Physical environment: Single shaft lift with doors on each floor of the building.

Frequency of task: Several times a day.

Time constraints:  Should not take longer than 3 minutes.

Prioritization and scheduling:  The user may have only minutes to reach a commitment (meeting or lecture) in another part of the building.  Use of the stairs is an alternative to using the lift.

Resource conflicts:  The lift may be heavily used, particularly in a brief period before the hour (when student are travelling to and from lectures).

Individual or group activity: The lift will be shared with other people having different destinations.

Known problems or error situations: Lift overloaded.

User/s: Lecturers, students and administrative staff.

The user is a lecturer who is due shortly to take a class in a lecture theatre higher in the building.  They are currently on the 3rd floor in front of the lift door, and wish to go to the 7th.

The lift car is currently on the 1st floor and contains two people, one going to the 3rd floor and the other the 6th.

No one else is intending to use the lift.

1.    Request lift to go up.

2.    Wait for lift door to open.

3.    Determine the direction of the car; in this instance, up.

4.    Enter the car.

5.    Request floor 7.

6.    Wait for car door to open.

7.    Determine floor car is at; in this instance, 6.

8.    Wait for the car door to open.

9.    Determine floor; in this instance, 7.

10. Exit the car.

In the table below, the task action steps have been marked up to identify nouns (putative objects or attributes) and verbs (putative actions).

Task Activities


1.    Request lift to go up.


Whilst Lift has been mentioned in the scenario, it is clearer to use Floor; the Car is being called to that particular floor..
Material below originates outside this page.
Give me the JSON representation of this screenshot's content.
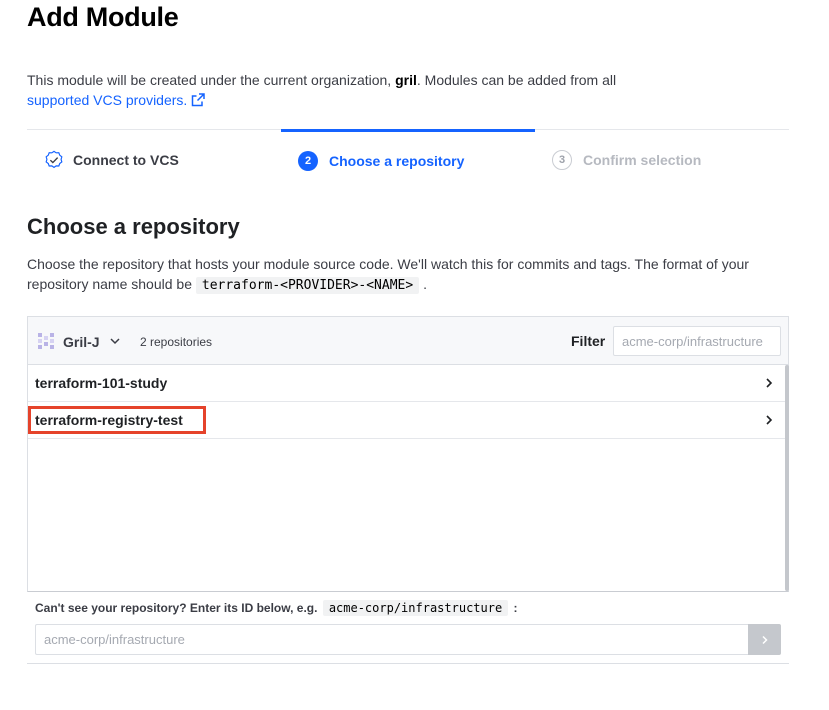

2.    Wait for lift door to open


The Lift and Car doors are conceptually the same (at least as far as the actions of the user are concerned) so the object is just ‘Door’.

3.    Determine the direction of the car in this instance, up.


4.    Enter the car.


5.    Request floor 7.


The object the action is applied to is implied.

6.    Wait for car door to open.


7.    Determine floor car is at; in this instance, 6.


8.    Wait for the car door to open.


9.    Determine floor; in this instance, 7


10. Exit the car.


The identified objects, attributes and actions have been used to draft the UML Static Relationship Model below (created using the supplied template in MS Visio™ and downloadable as a pdf).

lift-uml-static-relationshipThe four ‘objects’ at the bottom of the diagram are data-types (i.e. they specify the type of data that attributes can contain and functions return).  In this case all are enumerated types, i.e. there is a finite list of values that they can contain.